The General Assembly did not give – nor did it intend to give – sewer authorities the right to place the burden of proof upon homeowners; to force homeowners to prove that they are not in violation of any service standard; to force homeowners into open-ended contracts placing their solvency and home in jeopardy; and did not encourage violation of Fourth Amendment guarantees that citizens be secure in their homes.
In fact, there is a growing concern in the General Assembly that authorities can act arbitrarily without proper concern for the citizens they serve.
Units of general government, especially home-rule charter communities such as Johnstown, derive their power directly from the citizens they serve as well as from the state, have broader responsibilities and powers, and are more accountable.
Putting the burden of proof on homeowners and forcing them to hire private contractors to look for air leaks in their sewer laterals – outside, under and inside their home – and then to pay to fix whatever air leaks those contractors might allege, at whatever cost they bill, is a serious abuse of Fourth Amendment rights.
When public officials believe it necessary in the interests of public safety to enter a home, they should seek a warrant as the Constitution requires.
Nationally, pressure testing – where it exists – is usually done by municipalities on their own sewer mains. Most municipal sewer inspection is done by video cameras. Pressure testing required of existing residential sewer laterals is a rarely found and extremely high standard of sewer maintenance.
Building codes that require pressure testing for new construction do not affect existing homes.
A recent national survey of municipal managers requesting information of communities that force homeowners to pressure test their sewer laterals, including under the basement slab, did not yield a single response. Even the wealthiest of American communities do not force homeowners into pressure testing.
The Pennsylvania Department of Environmental Protection (DEP) does not require pressure testing.
So, did local sewer authorities have choices? Oh, yes.
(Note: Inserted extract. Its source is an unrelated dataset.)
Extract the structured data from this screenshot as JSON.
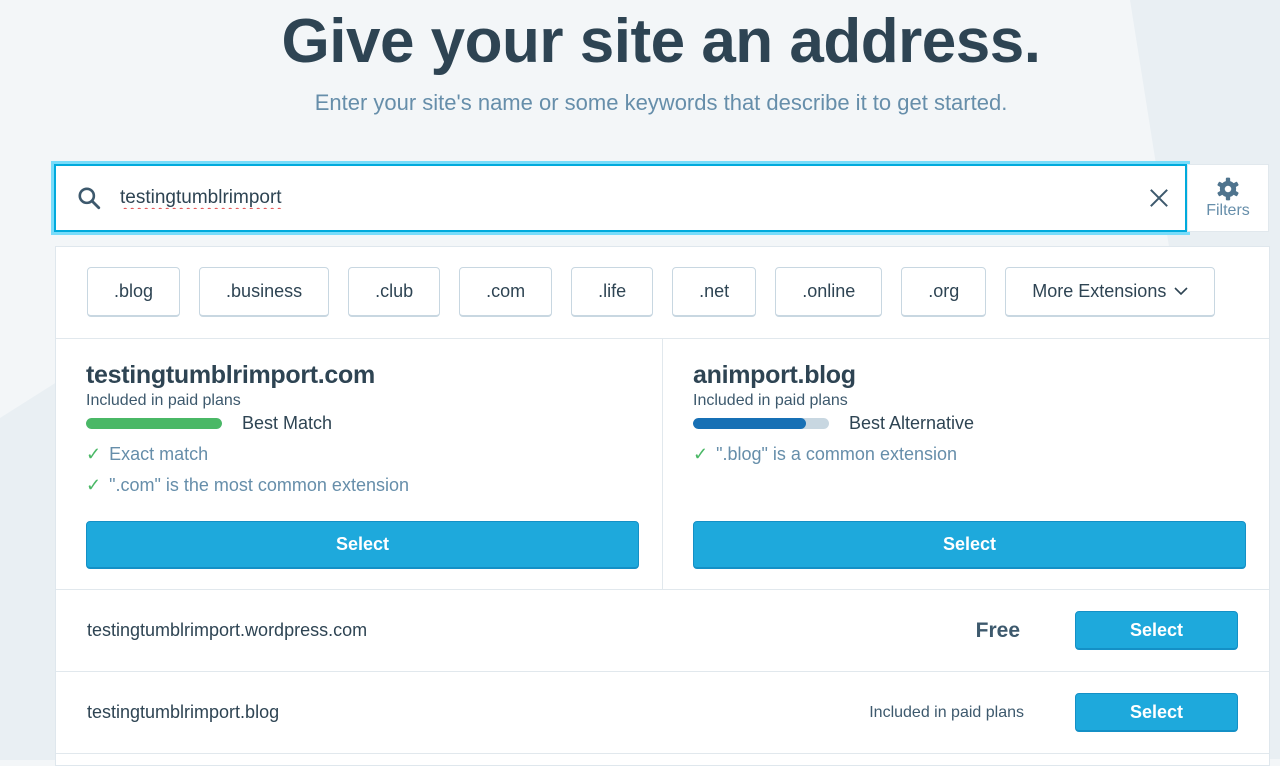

The first choice was to accept their own responsibility to take reasonable steps to curb stormwater inflow and infiltration. After addressing system issues such as cross connections between storm and sanitary sewers, damaged sewers and perforated manhole covers, the next action is usually to hire temporary employees to do smoke and dye testing to locate and eliminate roof drain connections. This was the recommendation of the DEP and it made sense. For some reason that needs to be discovered, local sewer authorities went above and beyond what was expected by the DEP.
Another choice was to avoid usurping powers not given.
Foisting this burden onto homeowners to prove that they have not violated some service standard is of questionable ethics and legality.
Clearly, the current law governing municipal authorities must be revisited to provide more accountability and more citizen recourse. The only recourse now available is to the Court of Common Pleas which, in effect, is no recourse.
An aggrieved citizen has to bring an expensive lawsuit against friends and neighbors serving on authority boards. The sued officials would be defended by the attorney serving the authority, or its insurance company, and, in either case, would be paid by the authority from monies collected from customers.
So plaintiffs would be paying the counsel for the defendants. Real recourse must be found for homeowners damaged by arbitrary and capricious actions of authority boards.
Public policy must be made by public officials – hopefully with good advice from professionals. The most efficiently engineered solution isn’t always the best public policy.
Overdesign can be a temptation for engineers. Consulting engineers and attorneys have a responsibility to recommend practices, policies and plans that are optimum, feasible, practical, ethical and lawful.
Edward Smith of Jackson Township is a retired city and county manager. He is chairman of the Pennsylvania Homeowners Association.